» Activity: When a line of the entries contains "fazla", please list that line.

::::::::

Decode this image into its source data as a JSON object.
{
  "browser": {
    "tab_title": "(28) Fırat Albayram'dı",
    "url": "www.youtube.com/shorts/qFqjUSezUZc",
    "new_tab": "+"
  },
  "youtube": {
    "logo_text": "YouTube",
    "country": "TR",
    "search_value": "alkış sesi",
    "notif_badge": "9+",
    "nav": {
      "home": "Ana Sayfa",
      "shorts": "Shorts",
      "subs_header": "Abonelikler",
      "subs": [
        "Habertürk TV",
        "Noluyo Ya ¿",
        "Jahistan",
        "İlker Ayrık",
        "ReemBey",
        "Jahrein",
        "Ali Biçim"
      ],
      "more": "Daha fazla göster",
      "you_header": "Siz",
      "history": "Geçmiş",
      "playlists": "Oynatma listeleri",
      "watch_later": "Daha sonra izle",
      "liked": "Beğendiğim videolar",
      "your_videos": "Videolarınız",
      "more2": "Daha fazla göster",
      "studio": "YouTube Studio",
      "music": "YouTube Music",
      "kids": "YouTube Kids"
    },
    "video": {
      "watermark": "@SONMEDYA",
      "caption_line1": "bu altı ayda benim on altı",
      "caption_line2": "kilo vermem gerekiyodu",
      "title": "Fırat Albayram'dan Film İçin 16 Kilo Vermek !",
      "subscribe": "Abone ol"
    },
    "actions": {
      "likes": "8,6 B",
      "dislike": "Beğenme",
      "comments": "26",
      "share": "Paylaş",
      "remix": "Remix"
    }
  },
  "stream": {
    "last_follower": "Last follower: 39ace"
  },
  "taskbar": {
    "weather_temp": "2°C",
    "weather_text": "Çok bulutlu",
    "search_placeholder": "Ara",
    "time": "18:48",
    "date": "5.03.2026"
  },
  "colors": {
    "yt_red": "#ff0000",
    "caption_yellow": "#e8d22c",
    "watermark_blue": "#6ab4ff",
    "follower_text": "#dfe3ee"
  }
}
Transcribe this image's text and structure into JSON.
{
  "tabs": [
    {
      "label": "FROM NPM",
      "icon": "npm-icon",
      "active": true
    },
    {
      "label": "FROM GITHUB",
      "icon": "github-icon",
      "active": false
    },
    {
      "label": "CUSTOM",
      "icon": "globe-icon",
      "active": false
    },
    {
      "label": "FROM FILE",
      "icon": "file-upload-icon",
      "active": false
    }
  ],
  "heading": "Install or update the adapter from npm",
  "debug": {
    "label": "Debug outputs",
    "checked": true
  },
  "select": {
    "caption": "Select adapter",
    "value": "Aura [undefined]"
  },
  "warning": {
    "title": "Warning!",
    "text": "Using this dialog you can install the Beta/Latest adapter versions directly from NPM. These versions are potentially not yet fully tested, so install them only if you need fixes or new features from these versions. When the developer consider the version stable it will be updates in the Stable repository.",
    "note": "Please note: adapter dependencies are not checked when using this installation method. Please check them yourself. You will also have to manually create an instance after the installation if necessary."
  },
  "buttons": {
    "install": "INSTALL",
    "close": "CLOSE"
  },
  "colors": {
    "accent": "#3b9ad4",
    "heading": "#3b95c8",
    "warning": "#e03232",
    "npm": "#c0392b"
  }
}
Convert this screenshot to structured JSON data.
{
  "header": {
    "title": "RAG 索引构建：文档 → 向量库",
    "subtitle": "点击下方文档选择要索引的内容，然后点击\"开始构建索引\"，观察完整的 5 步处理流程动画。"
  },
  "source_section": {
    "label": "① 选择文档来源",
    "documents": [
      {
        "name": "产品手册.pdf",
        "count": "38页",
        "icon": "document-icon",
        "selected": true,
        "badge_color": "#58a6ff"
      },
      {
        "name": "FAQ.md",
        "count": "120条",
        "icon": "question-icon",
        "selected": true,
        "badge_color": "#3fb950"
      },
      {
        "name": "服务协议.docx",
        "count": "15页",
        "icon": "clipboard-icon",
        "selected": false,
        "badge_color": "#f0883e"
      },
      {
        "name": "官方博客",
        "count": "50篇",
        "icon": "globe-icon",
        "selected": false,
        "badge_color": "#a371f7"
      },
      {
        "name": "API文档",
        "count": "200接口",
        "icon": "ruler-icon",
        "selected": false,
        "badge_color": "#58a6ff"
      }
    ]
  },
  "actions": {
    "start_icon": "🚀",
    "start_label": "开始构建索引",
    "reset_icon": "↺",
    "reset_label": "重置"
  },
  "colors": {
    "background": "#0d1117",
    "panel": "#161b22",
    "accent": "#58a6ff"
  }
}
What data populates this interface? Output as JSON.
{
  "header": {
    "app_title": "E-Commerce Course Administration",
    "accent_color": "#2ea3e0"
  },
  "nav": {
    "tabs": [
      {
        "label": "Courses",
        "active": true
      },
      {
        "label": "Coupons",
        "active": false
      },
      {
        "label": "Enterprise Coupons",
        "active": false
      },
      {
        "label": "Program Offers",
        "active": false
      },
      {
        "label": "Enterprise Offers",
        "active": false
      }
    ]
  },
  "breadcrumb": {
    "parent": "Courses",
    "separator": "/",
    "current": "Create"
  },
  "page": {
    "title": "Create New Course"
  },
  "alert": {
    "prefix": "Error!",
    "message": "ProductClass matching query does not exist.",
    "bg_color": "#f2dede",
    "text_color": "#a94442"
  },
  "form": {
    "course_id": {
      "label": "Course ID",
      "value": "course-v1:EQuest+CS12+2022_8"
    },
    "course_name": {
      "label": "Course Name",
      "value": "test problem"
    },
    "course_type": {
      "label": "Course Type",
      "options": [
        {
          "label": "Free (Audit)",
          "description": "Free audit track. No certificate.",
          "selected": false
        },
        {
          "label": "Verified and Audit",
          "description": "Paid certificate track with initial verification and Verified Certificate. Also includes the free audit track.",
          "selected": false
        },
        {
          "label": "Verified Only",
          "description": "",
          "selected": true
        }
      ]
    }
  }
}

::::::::

» Exercise output:
      "more": "Daha fazla göster",
      "more2": "Daha fazla göster",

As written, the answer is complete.